◆ **WHAT IS NEEDED**: From the material beneath, pull every line with the word "Seat".

◆ **INPUT RECORDS**:

[Start of Attachment]

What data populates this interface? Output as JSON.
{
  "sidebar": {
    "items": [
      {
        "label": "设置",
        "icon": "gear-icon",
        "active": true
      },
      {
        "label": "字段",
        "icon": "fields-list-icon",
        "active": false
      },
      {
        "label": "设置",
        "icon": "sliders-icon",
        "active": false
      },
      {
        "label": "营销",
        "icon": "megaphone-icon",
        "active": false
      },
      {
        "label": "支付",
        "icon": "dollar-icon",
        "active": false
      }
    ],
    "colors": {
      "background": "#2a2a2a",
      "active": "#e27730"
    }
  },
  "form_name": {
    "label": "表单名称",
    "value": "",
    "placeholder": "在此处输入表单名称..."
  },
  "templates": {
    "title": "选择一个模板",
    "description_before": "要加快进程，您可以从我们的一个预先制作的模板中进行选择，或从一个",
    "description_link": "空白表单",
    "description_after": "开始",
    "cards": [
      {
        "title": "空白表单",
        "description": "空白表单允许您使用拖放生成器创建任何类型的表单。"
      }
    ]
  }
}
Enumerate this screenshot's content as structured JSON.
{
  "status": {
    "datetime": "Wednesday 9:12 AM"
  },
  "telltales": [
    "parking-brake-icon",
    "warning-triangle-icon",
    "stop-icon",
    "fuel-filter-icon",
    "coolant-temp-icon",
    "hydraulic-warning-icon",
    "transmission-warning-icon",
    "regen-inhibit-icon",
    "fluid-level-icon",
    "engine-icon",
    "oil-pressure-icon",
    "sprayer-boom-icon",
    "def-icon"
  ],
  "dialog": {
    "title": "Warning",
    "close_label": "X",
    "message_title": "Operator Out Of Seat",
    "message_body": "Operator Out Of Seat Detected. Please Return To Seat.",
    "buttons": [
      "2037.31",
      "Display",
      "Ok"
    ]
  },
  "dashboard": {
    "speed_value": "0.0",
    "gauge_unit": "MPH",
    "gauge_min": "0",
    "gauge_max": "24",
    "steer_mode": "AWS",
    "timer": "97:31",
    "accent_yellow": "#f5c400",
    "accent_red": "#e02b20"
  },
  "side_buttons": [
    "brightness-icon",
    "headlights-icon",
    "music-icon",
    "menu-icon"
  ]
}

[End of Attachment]

◆ **FINISHED TASK**:
    "message_title": "Operator Out Of Seat",
    "message_body": "Operator Out Of Seat Detected. Please Return To Seat.",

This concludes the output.